Where is that money going? One would expect some of the biggest recipient of loans would be poor countries, where public or private financing might not be available for industry to purchase equipment from the United States. Not so. Instead, the biggest recipient of Ex-Im Bank loans last year was my native country, the United Kingdom, with almost $2 billion in loans, according to the bank’s own figures. You read that right. Through Ex-Im, American taxpayers are subsidizing one of the world’s wealthiest countries, home to the global center of finance and a modern and growing economy. Almost half the bank’s current exposure is to loans and guarantees made to OECD countries. The bank is subsidizing the developed world.

That’s just the beginning. In terms of current total exposure, the biggest recipient of Ex-Im funding has been Mexico, our partner in the North American Free Trade Area and a growing economy, with over $9 billion in loans, guarantees, and insurance. Vibrant, emerging India is next, with $8 billion, followed by oil-rich Saudi Arabia and the United Arab Emirates, with over $6 billion each. Clearly, the products provided by Ex-Im are not going to economies where private funding is unavailable.

But let’s take a step back and ask why government would need to subsidize exports in the first place. As Henry Hazlitt pointed out in his brilliant primer, Economics in One Lesson, “The art of economics consists in looking not merely at the immediate but at the longer effects of any act or policy; it consists in tracing the consequences of that policy not merely for one group but for all groups.” With an export guarantee we should just look not just at who benefits, but at who doesn’t benefit from the scheme.

Companies whose exports are not guaranteed suffer. In fact, a company in such a situation might be prevented from coming into existence in the first place, having been placed at a disadvantage to its politically connected competitors. As Hazlitt put it, “What is put into the hands of B cannot be put into the hands of A.”
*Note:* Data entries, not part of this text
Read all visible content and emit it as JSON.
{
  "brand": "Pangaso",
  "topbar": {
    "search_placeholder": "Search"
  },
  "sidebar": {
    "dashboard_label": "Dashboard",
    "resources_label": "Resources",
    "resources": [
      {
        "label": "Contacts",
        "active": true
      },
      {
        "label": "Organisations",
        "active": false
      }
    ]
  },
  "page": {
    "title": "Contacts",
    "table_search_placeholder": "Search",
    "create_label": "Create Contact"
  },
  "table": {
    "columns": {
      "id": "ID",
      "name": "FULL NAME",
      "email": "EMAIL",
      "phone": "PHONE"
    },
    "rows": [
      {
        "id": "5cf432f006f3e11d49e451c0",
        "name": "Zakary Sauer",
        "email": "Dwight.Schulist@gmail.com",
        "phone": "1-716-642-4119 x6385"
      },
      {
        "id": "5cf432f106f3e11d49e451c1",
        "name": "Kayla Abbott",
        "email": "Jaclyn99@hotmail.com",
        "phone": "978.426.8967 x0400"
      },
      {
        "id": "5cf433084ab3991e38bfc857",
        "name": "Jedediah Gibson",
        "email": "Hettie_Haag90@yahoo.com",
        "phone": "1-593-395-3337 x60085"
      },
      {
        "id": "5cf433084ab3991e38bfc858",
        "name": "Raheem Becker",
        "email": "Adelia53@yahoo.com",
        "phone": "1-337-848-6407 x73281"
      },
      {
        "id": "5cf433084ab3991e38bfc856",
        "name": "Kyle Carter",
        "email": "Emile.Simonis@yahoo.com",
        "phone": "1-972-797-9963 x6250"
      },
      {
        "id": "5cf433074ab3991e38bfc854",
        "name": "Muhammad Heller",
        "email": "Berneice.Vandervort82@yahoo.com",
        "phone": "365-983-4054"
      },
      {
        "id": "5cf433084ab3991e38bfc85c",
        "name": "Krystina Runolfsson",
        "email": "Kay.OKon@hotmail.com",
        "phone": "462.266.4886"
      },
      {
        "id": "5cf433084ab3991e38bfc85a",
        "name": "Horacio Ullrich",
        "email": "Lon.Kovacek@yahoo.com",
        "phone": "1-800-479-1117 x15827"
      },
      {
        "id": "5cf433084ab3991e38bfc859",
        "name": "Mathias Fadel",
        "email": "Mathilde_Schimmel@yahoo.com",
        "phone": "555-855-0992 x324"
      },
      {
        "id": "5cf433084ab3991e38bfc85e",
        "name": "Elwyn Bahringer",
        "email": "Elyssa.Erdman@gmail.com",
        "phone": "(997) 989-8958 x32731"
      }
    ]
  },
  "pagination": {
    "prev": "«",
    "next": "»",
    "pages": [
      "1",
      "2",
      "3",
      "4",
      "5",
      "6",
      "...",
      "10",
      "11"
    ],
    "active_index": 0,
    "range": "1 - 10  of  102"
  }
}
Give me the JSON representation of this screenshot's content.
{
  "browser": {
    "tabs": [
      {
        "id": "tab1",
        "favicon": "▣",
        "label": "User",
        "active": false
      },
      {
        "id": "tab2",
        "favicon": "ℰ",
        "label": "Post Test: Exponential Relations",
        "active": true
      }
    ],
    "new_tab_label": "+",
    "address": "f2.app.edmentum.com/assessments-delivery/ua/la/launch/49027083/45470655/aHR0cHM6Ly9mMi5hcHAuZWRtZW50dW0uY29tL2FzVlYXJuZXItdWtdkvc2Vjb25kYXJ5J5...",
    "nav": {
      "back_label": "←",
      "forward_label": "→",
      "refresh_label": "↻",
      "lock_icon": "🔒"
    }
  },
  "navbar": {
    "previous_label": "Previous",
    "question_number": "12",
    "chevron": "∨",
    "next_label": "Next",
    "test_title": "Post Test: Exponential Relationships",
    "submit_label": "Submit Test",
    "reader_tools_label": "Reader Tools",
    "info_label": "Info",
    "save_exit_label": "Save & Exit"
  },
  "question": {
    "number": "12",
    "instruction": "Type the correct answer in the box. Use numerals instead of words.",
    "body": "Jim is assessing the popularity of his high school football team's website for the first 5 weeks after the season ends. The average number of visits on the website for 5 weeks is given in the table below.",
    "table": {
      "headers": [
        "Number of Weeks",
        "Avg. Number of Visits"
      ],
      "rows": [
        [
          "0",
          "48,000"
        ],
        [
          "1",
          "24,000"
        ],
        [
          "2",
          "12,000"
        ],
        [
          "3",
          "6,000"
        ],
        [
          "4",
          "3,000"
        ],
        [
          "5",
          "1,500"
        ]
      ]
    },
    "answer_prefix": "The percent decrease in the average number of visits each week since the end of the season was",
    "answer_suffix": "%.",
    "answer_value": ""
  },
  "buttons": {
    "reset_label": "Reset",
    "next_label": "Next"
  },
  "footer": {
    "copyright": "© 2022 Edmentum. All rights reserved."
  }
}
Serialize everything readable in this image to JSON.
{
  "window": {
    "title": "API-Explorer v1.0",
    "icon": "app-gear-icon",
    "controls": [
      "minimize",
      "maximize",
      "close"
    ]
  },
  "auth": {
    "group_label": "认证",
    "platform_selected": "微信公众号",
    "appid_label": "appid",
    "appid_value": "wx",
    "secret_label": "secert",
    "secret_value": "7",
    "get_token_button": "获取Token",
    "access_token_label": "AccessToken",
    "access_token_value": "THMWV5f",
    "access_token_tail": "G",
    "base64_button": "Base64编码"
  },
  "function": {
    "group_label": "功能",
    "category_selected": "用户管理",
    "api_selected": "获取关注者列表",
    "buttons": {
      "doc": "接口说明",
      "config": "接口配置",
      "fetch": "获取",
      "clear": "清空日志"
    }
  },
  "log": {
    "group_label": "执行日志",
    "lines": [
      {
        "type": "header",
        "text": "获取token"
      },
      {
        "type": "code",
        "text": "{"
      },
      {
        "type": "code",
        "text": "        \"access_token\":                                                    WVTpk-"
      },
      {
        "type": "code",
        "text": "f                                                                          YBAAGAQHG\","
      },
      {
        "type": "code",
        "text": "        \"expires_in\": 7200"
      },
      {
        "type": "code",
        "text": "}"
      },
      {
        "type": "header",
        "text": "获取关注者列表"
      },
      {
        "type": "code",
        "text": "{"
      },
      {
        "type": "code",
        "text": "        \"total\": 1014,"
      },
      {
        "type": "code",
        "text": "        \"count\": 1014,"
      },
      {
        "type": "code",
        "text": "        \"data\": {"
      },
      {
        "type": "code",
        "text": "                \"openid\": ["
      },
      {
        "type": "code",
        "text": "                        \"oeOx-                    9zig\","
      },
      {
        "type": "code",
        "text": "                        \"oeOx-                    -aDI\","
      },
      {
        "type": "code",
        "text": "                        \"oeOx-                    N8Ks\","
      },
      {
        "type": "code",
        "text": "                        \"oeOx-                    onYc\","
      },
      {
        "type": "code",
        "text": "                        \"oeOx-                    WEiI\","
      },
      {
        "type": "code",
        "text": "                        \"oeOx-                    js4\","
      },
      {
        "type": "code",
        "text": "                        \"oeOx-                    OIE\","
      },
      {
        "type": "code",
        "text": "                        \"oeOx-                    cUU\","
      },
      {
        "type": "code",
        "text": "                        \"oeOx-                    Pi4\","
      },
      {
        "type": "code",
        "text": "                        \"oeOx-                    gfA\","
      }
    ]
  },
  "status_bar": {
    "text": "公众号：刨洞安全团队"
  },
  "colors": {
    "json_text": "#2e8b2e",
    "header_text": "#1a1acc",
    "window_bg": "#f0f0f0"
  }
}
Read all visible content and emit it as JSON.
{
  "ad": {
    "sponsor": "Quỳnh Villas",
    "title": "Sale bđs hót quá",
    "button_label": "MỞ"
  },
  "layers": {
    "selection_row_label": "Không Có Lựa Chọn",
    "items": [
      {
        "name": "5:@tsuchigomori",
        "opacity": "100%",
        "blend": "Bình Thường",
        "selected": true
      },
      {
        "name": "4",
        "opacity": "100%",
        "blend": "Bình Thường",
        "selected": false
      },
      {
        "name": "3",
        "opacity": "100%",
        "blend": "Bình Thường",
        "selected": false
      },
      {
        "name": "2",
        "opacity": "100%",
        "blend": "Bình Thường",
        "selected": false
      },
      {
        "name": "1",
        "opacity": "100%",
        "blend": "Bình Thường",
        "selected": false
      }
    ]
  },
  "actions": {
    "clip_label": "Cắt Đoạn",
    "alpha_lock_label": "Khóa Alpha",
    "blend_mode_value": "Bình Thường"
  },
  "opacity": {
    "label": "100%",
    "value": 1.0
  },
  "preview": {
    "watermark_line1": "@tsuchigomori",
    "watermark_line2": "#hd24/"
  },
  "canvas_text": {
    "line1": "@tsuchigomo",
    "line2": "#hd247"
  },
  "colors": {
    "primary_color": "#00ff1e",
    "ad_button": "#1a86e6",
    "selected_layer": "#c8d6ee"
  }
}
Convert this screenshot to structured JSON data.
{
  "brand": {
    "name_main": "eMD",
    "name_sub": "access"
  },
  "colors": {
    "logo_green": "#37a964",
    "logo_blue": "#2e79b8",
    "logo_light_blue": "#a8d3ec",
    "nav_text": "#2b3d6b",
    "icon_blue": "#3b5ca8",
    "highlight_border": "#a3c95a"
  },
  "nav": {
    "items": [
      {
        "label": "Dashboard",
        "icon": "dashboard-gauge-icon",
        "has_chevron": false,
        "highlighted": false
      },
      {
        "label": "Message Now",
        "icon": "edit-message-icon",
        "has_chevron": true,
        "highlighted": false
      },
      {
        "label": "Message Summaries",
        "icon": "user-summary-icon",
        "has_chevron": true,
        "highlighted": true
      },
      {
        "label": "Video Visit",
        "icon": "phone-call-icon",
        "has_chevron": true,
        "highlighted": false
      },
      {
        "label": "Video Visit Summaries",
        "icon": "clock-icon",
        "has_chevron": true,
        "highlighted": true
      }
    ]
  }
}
When government backs “risky” ventures, it risks creating another Solyndra. Bureaucrats make unnecessarily risky bets with taxpayer money. Yet, bureaucrats at the Ex-Im Bank still seem to think this is a good idea based on mercantilistic notion of “exports good/imports bad.” Have they heard of Adam Smith?

The free market allows firms and individuals to manage great risk — and great reward — quite well, when it is allowed to function. By discouraging foolish investments, it is the best risk management mechanism yet devised. In the field of international trade, it’s time to set the market free. The Export-Import Bank is an 18th century solution to a 21st century problem. It is outdated, blinkered, and not even fit for purpose. It is time for Congress to drop its guarantee.